Another cliché our leaders often rely on when the high rate of unemployment comes up is that: jobseekers must learn to create their own jobs or employ themselves. How many of our public office holders have created their own jobs, employed themselves and others? Talk, they say, is cheap. If it is so easy to create jobs, why don’t they create the jobs themselves, employ themselves and others and vacate their positions in the public offices? Why do they go bribing electorates to win elections at all cost, if it is so easy to create jobs? How many people haven’t been sent home right from January to this moment as I type this piece? Their offense? There is an erratic and epileptic power supply—DUMSOR—making cost of doing business high. The local currency, the Cedi, suffers constant bullying from its international counterparts. Rationally, firms would have to cut down cost by downsizing—laying off workers—a move that that has been described as not smart.
Year in year out, how many business fold up and what are the reasons for folding up? The cost of credit is exorbitantly high. Government keeps crowding out the private sector through over-borrowing. These private entities liquidate, thanks to the incessant borrowing by the government leaving little or none for the private sector. All these compound the high rate of unemployment, especially among graduates. To make matters worse, jobseekers must have political connections to facilitate their appointment into the public sector irrespective of competence or ban or no ban. Competence has been thrown to the dogs and all one needs to survive the turbulent job market is to have a political god-father and belong to the party of the god-father.
If workers who are duly remunerated are reeling under the current economic conditions where everything keeps escalating ranging from utilities to fuel with the multiplier effects on the prices of goods and services and cost of living in general, where lies the fate of the unemployed graduate?
In summary, the current rate of unemployment is not a result of lack of employable skills but the result of poor management of the economy. Quintessential of our leaders, they keep blaming others but themselves others but themselves. What employable skills will a professional teacher or medical laboratory technologists need to function? Government must relax the ban on employment into the education and health subsectors. These sectors are too crucial to be denied the needed human resources for effective development of the human resource base of the country.
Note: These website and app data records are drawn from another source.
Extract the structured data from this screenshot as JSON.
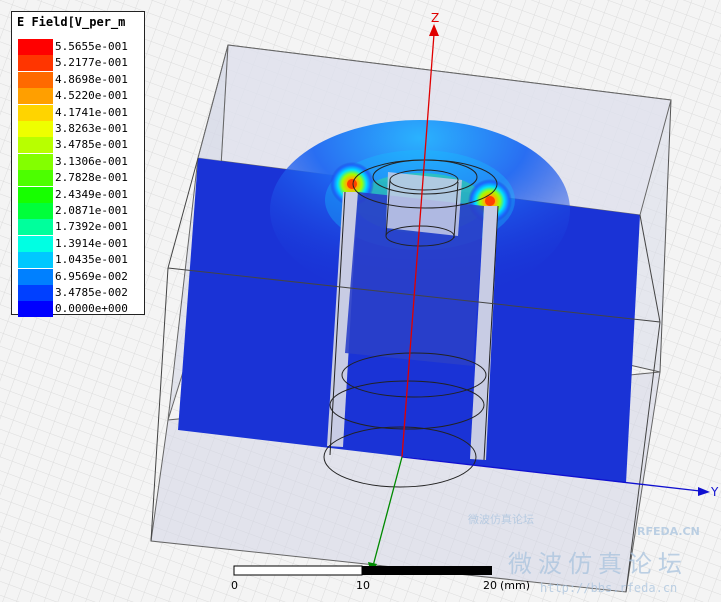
{
  "legend": {
    "title": "E Field[V_per_m",
    "items": [
      {
        "value": "5.5655e-001",
        "color": "#ff0000"
      },
      {
        "value": "5.2177e-001",
        "color": "#ff3500"
      },
      {
        "value": "4.8698e-001",
        "color": "#ff6a00"
      },
      {
        "value": "4.5220e-001",
        "color": "#ff9f00"
      },
      {
        "value": "4.1741e-001",
        "color": "#ffd400"
      },
      {
        "value": "3.8263e-001",
        "color": "#eeff00"
      },
      {
        "value": "3.4785e-001",
        "color": "#b8ff00"
      },
      {
        "value": "3.1306e-001",
        "color": "#83ff00"
      },
      {
        "value": "2.7828e-001",
        "color": "#4cff00"
      },
      {
        "value": "2.4349e-001",
        "color": "#17ff00"
      },
      {
        "value": "2.0871e-001",
        "color": "#00ff3a"
      },
      {
        "value": "1.7392e-001",
        "color": "#00ff9c"
      },
      {
        "value": "1.3914e-001",
        "color": "#00ffe3"
      },
      {
        "value": "1.0435e-001",
        "color": "#00c8ff"
      },
      {
        "value": "6.9569e-002",
        "color": "#0080ff"
      },
      {
        "value": "3.4785e-002",
        "color": "#0040ff"
      },
      {
        "value": "0.0000e+000",
        "color": "#0000ff"
      }
    ]
  },
  "axes": {
    "z": "Z",
    "y": "Y"
  },
  "scale": {
    "ticks": [
      "0",
      "10",
      "20"
    ],
    "unit": "(mm)"
  },
  "watermark": {
    "line1": "微波仿真论坛",
    "line2": "http://bbs.rfeda.cn",
    "brand": "RFEDA.CN",
    "cn_small": "微波仿真论坛"
  },
  "colors": {
    "field_low": "#1a33d6",
    "box_fill": "#c9cfe6",
    "axis_z": "#e00000",
    "axis_y": "#1010d0",
    "axis_x": "#008a00"
  }
}
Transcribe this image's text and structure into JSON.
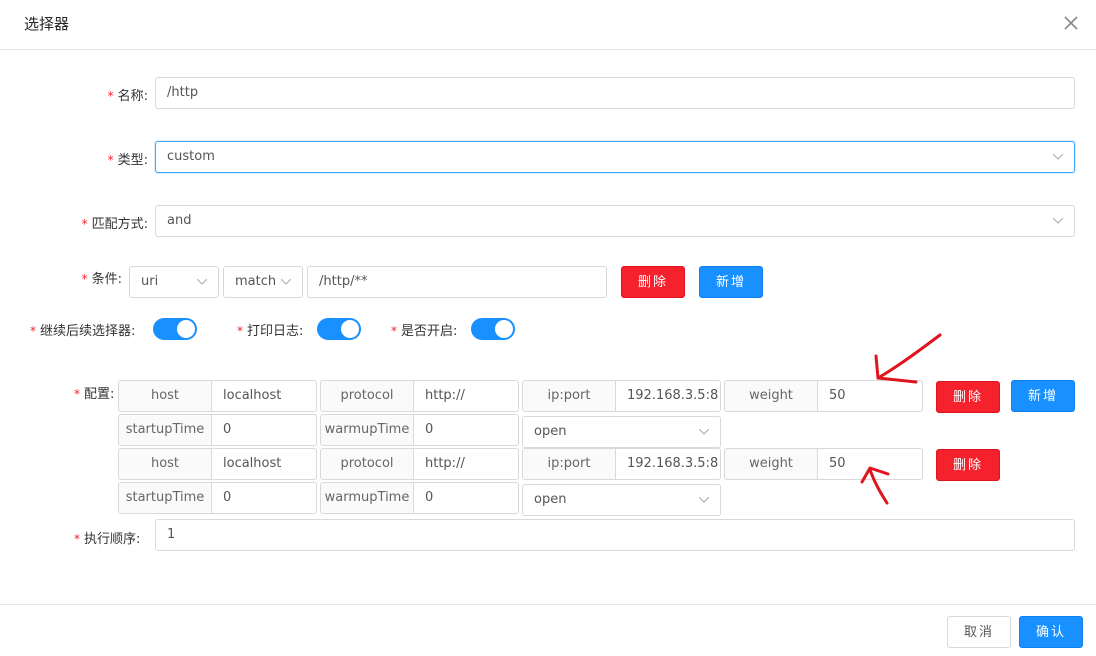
{
  "dialog": {
    "title": "选择器"
  },
  "form": {
    "name": {
      "label": "名称:",
      "value": "/http"
    },
    "type": {
      "label": "类型:",
      "value": "custom"
    },
    "match_mode": {
      "label": "匹配方式:",
      "value": "and"
    },
    "condition": {
      "label": "条件:",
      "param": "uri",
      "operator": "match",
      "value": "/http/**",
      "delete_label": "删除",
      "add_label": "新增"
    },
    "toggles": [
      {
        "label": "继续后续选择器:",
        "on": true
      },
      {
        "label": "打印日志:",
        "on": true
      },
      {
        "label": "是否开启:",
        "on": true
      }
    ],
    "config": {
      "label": "配置:",
      "rows": [
        {
          "host_label": "host",
          "host": "localhost",
          "protocol_label": "protocol",
          "protocol": "http://",
          "ipport_label": "ip:port",
          "ipport": "192.168.3.5:8",
          "weight_label": "weight",
          "weight": "50",
          "startup_label": "startupTime",
          "startup": "0",
          "warmup_label": "warmupTime",
          "warmup": "0",
          "status": "open",
          "delete_label": "删除",
          "add_label": "新增"
        },
        {
          "host_label": "host",
          "host": "localhost",
          "protocol_label": "protocol",
          "protocol": "http://",
          "ipport_label": "ip:port",
          "ipport": "192.168.3.5:8",
          "weight_label": "weight",
          "weight": "50",
          "startup_label": "startupTime",
          "startup": "0",
          "warmup_label": "warmupTime",
          "warmup": "0",
          "status": "open",
          "delete_label": "删除"
        }
      ]
    },
    "sort": {
      "label": "执行顺序:",
      "value": "1"
    }
  },
  "footer": {
    "cancel_label": "取消",
    "confirm_label": "确认"
  },
  "colors": {
    "primary": "#1890ff",
    "danger": "#f5222d",
    "annotation": "#e0141e"
  }
}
If immediate and timeous measures are not put in place to arrest the current unemployment situation, we will be sowing the wind to reap the whirlwind at the opportune time. Let’s not always deceive ourselves that Ghana is peace-loving country, for no country is a war-loving one. Circumstances push people to act the way they do. I am not by this inciting lawlessness or violence. But what happened in Tunisia is a living testimony for all to see. It can be replicated in Ghana. Unemployment is a national security issue and must be tackled as such. Create the needed atmosphere for business to thrive and employ, rather than lay off, workers as it the norm now. I would end by quoting the only physics law I still remember, Newton’s Third Law of motion: “For every action, there is an opposite and equal reaction”.
God bless our homeland Ghana and make our nation great and strong.